Higher Treasury bonds could only assist the Fed in its quest to defeat inflation if tighter financial conditions remain “persistent,” Powell said. Day-to-day fluctuations — as is often the case in financial markets — would not give policymakers the confidence that surging yields are doing the job.

The tough part is gauging what “sufficiently restrictive” looks like in an economy that doesn’t seem close to slowing down. Powell added that staff members at the Fed’s board of governors are still not currently forecasting a recession, even after penciling it in as their base case in economic remarks delivered to policymakers in their May and June meetings.

Inflation has fallen from a high of 9.1 percent to its current 3.7 percent level. Interest rates have jumped 500 basis points to 5.25-5.5 percent. Job openings are down 21 percent from their peak in March 2022, and at one point, those vacancies were down as much as 26 percent. All the while, unemployment has held below 4 percent.

“That’s a historically unusual and very welcome result,” Powell said.

Supply-related factors — which are outside of the Fed’s control — could be one reason why the slowdown in inflation so far hasn’t caused much economic pain. The labor force has grown by nearly 3 million so far this year, Labor Department data shows, while manufacturing disruptions and shipping bottlenecks aren’t pushing up goods prices as much as they once were.

But Powell also indicated resilient demand could be part of what’s still pushing up prices — and that’s an inflation-causing ingredient the Fed can control.

“Those things will run their course, and we’re probably still going to be left with some ground to cover,” Powell said. “Slowing down is giving us a better sense of how much more we need to do and if we need to do more.”

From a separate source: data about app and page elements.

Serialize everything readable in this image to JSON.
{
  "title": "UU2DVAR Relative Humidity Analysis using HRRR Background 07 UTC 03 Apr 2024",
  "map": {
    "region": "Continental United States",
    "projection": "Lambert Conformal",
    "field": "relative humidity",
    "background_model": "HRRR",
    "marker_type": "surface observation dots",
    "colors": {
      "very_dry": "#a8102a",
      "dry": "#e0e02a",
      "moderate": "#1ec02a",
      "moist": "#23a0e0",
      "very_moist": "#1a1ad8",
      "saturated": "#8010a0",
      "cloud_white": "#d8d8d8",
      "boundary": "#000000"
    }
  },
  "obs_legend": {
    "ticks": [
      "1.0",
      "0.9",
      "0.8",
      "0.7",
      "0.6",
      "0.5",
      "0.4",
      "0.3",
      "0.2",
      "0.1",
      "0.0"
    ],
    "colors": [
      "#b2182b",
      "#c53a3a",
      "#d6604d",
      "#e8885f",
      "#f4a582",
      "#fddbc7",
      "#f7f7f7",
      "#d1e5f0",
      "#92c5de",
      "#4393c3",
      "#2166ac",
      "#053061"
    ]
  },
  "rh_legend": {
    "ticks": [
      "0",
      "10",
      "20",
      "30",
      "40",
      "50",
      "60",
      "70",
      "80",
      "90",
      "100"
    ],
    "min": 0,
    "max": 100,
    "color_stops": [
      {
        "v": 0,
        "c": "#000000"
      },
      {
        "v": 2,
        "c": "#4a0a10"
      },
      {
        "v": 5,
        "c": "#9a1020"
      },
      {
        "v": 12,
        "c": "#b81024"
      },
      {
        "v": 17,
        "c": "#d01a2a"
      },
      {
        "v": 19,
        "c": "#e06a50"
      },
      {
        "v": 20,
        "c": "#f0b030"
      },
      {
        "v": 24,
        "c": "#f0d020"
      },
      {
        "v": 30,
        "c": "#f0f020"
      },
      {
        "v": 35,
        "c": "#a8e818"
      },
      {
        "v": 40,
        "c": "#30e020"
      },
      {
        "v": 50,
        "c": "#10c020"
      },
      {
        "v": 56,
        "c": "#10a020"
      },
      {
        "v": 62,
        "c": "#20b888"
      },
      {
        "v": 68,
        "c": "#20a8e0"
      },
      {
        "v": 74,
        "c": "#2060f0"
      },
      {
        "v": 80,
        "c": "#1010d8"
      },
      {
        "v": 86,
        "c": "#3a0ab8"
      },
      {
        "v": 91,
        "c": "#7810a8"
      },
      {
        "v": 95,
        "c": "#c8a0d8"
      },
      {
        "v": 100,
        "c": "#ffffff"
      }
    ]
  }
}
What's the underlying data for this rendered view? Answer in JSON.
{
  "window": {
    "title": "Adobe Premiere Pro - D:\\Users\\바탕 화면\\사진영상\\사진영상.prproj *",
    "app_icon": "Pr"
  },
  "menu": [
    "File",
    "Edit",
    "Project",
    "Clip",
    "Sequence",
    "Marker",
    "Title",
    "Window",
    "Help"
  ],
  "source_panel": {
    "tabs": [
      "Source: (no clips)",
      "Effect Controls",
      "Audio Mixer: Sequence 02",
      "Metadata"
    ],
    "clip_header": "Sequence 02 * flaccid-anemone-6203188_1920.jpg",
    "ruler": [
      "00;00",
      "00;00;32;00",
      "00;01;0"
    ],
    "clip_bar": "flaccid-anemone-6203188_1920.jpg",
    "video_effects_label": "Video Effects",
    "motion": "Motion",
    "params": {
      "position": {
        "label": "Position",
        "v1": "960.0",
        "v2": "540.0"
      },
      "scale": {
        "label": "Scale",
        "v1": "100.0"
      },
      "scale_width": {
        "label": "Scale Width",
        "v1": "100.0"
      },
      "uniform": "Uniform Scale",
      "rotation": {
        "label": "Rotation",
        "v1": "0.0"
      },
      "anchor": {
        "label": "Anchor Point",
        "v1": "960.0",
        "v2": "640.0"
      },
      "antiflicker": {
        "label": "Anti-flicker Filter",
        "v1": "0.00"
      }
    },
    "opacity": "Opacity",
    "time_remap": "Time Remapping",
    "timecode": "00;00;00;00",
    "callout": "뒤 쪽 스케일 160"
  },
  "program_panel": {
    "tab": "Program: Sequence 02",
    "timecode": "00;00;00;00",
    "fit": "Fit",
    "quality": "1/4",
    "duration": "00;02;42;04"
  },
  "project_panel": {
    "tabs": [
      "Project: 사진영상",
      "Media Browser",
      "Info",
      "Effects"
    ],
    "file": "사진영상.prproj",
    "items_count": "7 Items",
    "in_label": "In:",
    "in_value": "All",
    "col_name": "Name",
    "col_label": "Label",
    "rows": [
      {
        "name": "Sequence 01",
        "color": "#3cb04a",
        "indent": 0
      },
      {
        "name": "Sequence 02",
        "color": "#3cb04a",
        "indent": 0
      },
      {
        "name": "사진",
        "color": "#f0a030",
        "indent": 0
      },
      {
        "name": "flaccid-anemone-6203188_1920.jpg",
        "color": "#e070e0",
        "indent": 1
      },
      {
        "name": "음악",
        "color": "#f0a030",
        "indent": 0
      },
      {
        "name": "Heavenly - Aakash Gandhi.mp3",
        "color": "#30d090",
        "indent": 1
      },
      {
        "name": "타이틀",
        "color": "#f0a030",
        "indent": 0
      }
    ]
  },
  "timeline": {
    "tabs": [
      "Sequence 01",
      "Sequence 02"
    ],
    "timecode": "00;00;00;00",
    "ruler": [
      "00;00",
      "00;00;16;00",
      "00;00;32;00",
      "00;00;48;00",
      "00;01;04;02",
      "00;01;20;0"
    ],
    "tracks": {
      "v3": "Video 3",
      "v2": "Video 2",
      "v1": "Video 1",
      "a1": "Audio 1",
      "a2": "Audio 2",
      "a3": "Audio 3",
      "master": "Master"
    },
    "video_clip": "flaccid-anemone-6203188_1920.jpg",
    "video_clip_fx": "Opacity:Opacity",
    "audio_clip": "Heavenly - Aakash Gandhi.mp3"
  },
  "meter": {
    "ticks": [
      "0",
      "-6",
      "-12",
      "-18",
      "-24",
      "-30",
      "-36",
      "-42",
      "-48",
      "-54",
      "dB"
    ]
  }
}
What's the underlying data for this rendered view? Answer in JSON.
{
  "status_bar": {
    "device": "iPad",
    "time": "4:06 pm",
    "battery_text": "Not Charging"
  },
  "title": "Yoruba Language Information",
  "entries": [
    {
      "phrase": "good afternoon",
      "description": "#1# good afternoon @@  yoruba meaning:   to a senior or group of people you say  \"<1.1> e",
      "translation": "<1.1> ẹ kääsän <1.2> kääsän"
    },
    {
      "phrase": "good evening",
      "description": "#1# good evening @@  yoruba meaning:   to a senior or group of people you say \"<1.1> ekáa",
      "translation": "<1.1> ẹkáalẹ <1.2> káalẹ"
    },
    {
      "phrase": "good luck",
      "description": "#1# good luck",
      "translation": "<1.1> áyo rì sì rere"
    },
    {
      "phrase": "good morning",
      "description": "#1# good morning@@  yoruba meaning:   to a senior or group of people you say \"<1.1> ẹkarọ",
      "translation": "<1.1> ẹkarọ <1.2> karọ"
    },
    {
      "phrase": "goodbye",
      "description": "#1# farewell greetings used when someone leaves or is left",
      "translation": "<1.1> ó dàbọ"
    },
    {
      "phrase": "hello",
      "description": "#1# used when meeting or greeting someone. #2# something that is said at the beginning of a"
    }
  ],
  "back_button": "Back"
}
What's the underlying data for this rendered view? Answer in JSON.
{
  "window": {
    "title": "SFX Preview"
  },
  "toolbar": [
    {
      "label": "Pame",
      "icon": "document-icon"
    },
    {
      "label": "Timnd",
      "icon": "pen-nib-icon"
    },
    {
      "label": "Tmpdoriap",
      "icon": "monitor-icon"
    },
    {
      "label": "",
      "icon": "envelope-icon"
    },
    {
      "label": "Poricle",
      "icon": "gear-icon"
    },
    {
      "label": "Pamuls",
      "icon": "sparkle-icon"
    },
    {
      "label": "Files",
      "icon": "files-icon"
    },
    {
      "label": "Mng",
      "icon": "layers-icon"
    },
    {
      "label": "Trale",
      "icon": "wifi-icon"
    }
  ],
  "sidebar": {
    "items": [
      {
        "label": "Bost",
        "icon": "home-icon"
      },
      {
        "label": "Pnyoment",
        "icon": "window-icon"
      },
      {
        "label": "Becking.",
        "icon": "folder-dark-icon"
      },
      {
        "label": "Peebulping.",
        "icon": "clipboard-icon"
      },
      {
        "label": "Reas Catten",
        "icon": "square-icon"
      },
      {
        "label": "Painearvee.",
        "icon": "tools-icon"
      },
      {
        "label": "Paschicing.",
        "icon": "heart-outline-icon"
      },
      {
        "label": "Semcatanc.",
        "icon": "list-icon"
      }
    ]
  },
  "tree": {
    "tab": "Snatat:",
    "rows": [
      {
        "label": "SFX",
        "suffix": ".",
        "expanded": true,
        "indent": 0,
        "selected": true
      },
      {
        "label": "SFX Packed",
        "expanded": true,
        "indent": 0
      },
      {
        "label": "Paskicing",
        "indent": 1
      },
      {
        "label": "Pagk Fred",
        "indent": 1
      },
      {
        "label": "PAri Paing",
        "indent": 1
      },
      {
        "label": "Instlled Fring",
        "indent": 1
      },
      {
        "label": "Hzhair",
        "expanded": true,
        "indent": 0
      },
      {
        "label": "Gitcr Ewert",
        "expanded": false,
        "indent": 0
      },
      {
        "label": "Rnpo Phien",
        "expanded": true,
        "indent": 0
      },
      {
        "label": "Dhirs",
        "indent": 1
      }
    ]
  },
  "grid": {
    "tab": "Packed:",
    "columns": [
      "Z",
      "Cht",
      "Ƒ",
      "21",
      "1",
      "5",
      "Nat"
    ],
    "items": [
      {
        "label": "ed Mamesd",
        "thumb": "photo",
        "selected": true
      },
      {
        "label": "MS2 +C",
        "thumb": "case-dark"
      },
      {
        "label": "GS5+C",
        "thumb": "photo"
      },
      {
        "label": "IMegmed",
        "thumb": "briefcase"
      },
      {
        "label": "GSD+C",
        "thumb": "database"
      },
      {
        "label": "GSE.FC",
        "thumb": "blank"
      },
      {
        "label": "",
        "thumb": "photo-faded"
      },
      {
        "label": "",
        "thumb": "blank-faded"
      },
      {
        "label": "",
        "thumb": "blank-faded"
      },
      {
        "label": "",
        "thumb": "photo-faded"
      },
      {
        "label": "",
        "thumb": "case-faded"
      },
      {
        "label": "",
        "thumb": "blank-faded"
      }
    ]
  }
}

Fewer than 1 in 5 investors (or 17 percent) are expecting the Fed to raise rates in December. The rest (roughly 83 percent) are projecting officials will keep rates steady, according to CME Group’s FedWatch tool. Most investors also aren’t expecting the Fed to cut rates until June 2024.

For now, the Fed may want to keep the waters calm as they decide whether to adjust borrowing costs anymore. The Fed will get to look at two jobs and inflation reports before its final gathering of the year Dec. 12-13.

Officials may actually end up prompting more market volatility if they commit to a policy path, according to Erik Weisman, chief economist and portfolio manager at MFS Investment Management who formerly worked for the Treasury Department.

“They’re not being forced by events right now to have to make that decision, so there’s no reason to preempt it,” Weisman says. “If everyone is somewhat comfortable being here for a little while, I’m not sure the Fed wants to rock the boat.”